Slowly does it.
The most expensive time to travel on almost any route in the country is Monday to Friday from 6.00 to 9.30am, and on some trains it’s also 4.00 to 7.00pm – although this can vary by up to an hour extra either side, depending on the route.
Don’t rush. Have a relaxing cuppa and the proper Full English, Welsh or Scottish breakfast at your hotel, and you’ll not only save cash, you’ll avoid the agony of being squashed in with rush-hour commuters.
And just as with flights, slower journeys can often be cheaper than the faster ones, so book a window seat and kick back to watch the beautiful British countryside unfold as your train weaves through wild national parks and rural landscapes.
The easy way to ensure you’re getting the cheapest ticket – whether fast or slow, early or late – is to do a train search This way, you’ll clearly see the lowest fare, whether it’s the slow train at 10am or the fast one at 10pm.
Don’t assume a return is cheaper.
You might not realise it, but sometimes it’s cheaper to buy two single tickets than a return.
Do a train search on our iPhone app and it’ll show you where this applies, so it’s easy to spot the difference in price. Bear in mind that single fares tend to apply only on a specific date and time, so an open-return ticket might work better if you want a bit of flexibility on your return journey.
You can get first-class seats on the cheap.
First-class fares rarely offer much of a bargain. You’d need to get through quite a few cups of coffee to warrant the extra cost.

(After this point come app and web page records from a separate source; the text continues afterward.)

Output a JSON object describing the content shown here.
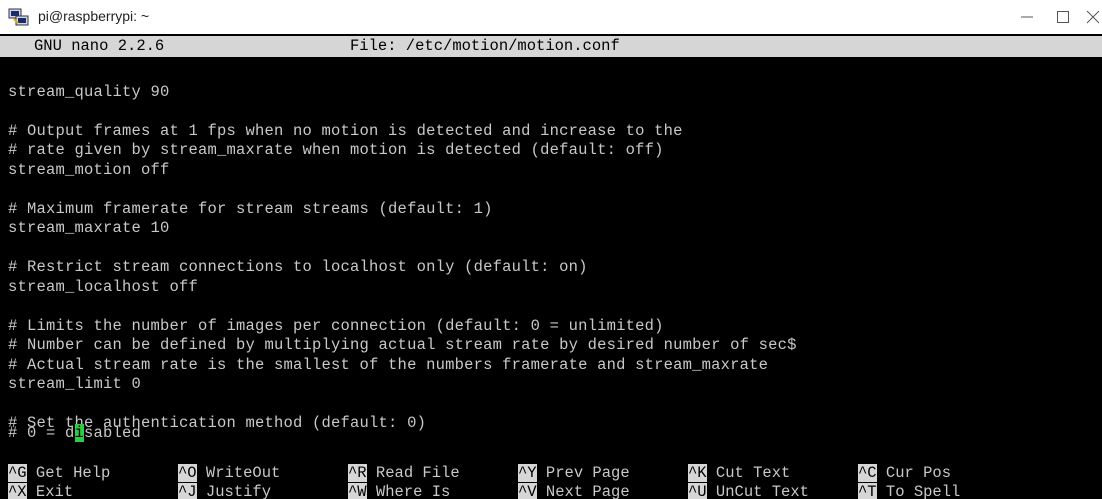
{
  "window": {
    "title": "pi@raspberrypi: ~",
    "icon": "putty-icon"
  },
  "nano": {
    "version": "GNU nano 2.2.6",
    "file_label": "File: /etc/motion/motion.conf"
  },
  "content_lines": [
    "",
    "stream_quality 90",
    "",
    "# Output frames at 1 fps when no motion is detected and increase to the",
    "# rate given by stream_maxrate when motion is detected (default: off)",
    "stream_motion off",
    "",
    "# Maximum framerate for stream streams (default: 1)",
    "stream_maxrate 10",
    "",
    "# Restrict stream connections to localhost only (default: on)",
    "stream_localhost off",
    "",
    "# Limits the number of images per connection (default: 0 = unlimited)",
    "# Number can be defined by multiplying actual stream rate by desired number of sec$",
    "# Actual stream rate is the smallest of the numbers framerate and stream_maxrate",
    "stream_limit 0",
    "",
    "# Set the authentication method (default: 0)"
  ],
  "cursor_line": {
    "before": "# 0 = d",
    "cursor_char": "i",
    "after": "sabled"
  },
  "shortcuts": {
    "row1": [
      {
        "key": "^G",
        "label": "Get Help"
      },
      {
        "key": "^O",
        "label": "WriteOut"
      },
      {
        "key": "^R",
        "label": "Read File"
      },
      {
        "key": "^Y",
        "label": "Prev Page"
      },
      {
        "key": "^K",
        "label": "Cut Text"
      },
      {
        "key": "^C",
        "label": "Cur Pos"
      }
    ],
    "row2": [
      {
        "key": "^X",
        "label": "Exit"
      },
      {
        "key": "^J",
        "label": "Justify"
      },
      {
        "key": "^W",
        "label": "Where Is"
      },
      {
        "key": "^V",
        "label": "Next Page"
      },
      {
        "key": "^U",
        "label": "UnCut Text"
      },
      {
        "key": "^T",
        "label": "To Spell"
      }
    ]
  },
  "colors": {
    "terminal_bg": "#000000",
    "terminal_fg": "#c8c8c8",
    "inverse_bg": "#d6d6d6",
    "cursor": "#2ecc40"
  }
}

But here’s a sneaky tip – if you travel at the weekend, you can score an upgrade for next to nothing.
Some companies charge a flat-rate upgrade fee on weekends and Bank Holidays from as little as £5. For that, you’ll usually get complimentary snacks, drinks and Wifi, as well as a plusher seat and sometimes even a first-class lounge. These upgrades are occasionally available online at the time of booking, so when you do a search, you’ll see the option come up.
But here’s the real secret – even if those first-class seats weren’t a bargain when you booked, they might be when you board. Find the conductor and ask how much an on-the-spot upgrade is. Particularly on quiet trains, it can be cheaper to buy the upgrade than to pay for Wifi or a sarnie from the onboard kiosk, so pay the conductor, swan on up into that first-class carriage, and enjoy the ride.
Android coming soon!
Advance train ticket comparison search on 28 March 2018 found Anytime tickets London to Edinburgh at £141.90, compared to £32.50 for 20 June, compared to the same route, train company and time.
Stop wasting your holiday money. Find out how to make even more savings with these money-saving tips.